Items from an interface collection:
——————————
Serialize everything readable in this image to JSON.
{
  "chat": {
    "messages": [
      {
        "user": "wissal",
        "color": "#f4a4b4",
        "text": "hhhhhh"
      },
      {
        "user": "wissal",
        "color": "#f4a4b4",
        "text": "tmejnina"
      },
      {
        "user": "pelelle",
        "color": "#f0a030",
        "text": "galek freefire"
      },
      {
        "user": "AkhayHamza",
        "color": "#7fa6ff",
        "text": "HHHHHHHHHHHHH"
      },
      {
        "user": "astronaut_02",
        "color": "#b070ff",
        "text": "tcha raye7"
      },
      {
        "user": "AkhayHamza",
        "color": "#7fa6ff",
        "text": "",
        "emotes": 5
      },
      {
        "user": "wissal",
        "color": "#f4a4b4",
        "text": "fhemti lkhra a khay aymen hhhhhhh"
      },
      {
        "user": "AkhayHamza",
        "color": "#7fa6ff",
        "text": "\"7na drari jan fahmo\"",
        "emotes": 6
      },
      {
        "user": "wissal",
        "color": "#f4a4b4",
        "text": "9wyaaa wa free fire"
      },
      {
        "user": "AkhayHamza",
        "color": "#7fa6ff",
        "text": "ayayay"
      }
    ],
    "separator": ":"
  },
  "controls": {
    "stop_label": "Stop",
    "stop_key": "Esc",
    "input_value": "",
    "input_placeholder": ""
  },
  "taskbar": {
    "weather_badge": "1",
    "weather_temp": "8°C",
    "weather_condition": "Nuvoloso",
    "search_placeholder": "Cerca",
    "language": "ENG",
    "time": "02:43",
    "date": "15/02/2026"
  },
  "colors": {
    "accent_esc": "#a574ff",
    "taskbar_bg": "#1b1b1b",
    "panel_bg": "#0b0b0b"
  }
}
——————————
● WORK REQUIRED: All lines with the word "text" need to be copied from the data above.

● EXERCISE SOLUTION:
        "text": "hhhhhh"
        "text": "tmejnina"
        "text": "galek freefire"
        "text": "HHHHHHHHHHHHH"
        "text": "tcha raye7"
        "text": "",
        "text": "fhemti lkhra a khay aymen hhhhhhh"
        "text": "\"7na drari jan fahmo\"",
        "text": "9wyaaa wa free fire"
        "text": "ayayay"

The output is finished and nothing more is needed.